Blog network Weblogs, Inc. sold to AOL in October 2005, for a reported $25 million. I was in San Francisco when it happened, at the Web 2.0 Conference. The morning the deal went public, I remember founder Jason Calacanis arriving at the conference with a smile as wide as the Cheshire Cat himself. He positively glowed, while basking in the congratulations and praise from fellow entrepreneurs at the event. Come to think of it, I've rarely seen Jason Calacanis without a smile on his face. It's usually a mischievous one too, because he likes to be the center of attention.
An excerpt from Dan Frommer's Rise of the Tech Bandits:
"After the crash, the Web 2.0 boom in the mid-2000s gave birth to a new batch of media startups running cheap publishing software and network ads. Free of expenses like copy editors, design staffs or Midtown offices, they told Silicon Valley’s inside story, started breaking big news and quickly caught on.
The most famous, of course, is TechCrunch, the site founded in 2005 by former attorney Mike Arrington and operated for years out of his house in Silicon Valley. (AOL bought TechCrunch in 2010 for more than $25 million.) Mashable also launched in 2005, the creation of 19-year-old Scottish kid Pete Cashmore, now drawing more readers than TechCrunch and, reportedly, with acquisition interest from CNN.[...]
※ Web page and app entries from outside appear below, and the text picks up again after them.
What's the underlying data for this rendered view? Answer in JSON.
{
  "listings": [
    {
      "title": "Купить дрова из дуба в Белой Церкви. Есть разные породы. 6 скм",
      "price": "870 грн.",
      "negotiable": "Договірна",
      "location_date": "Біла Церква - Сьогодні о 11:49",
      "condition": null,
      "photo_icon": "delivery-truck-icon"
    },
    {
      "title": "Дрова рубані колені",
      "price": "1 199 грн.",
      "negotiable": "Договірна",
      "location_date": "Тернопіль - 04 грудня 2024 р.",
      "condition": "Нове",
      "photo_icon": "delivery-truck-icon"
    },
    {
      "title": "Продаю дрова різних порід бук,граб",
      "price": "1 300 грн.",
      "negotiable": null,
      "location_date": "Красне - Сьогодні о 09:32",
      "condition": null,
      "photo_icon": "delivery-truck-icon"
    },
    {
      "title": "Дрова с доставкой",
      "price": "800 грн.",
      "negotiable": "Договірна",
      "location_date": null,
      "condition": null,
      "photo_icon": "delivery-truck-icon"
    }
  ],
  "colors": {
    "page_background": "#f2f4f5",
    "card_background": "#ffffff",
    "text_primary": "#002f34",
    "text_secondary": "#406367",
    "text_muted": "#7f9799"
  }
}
The Web was finally covering itself better than its print counterparts — and independently."
The Weblogs, Inc. sale was the first high profile acquisition of a blogging business, setting the scene for future blog acquisitions like The Huffington Post, Ars Technica, TechCrunch and PaidContent. Calacanis wasn't even a pro blogger. Rather, he was the CEO of a wide-ranging network of blogs that began in September 2003. The most high profile blog under his stewardship was Engadget.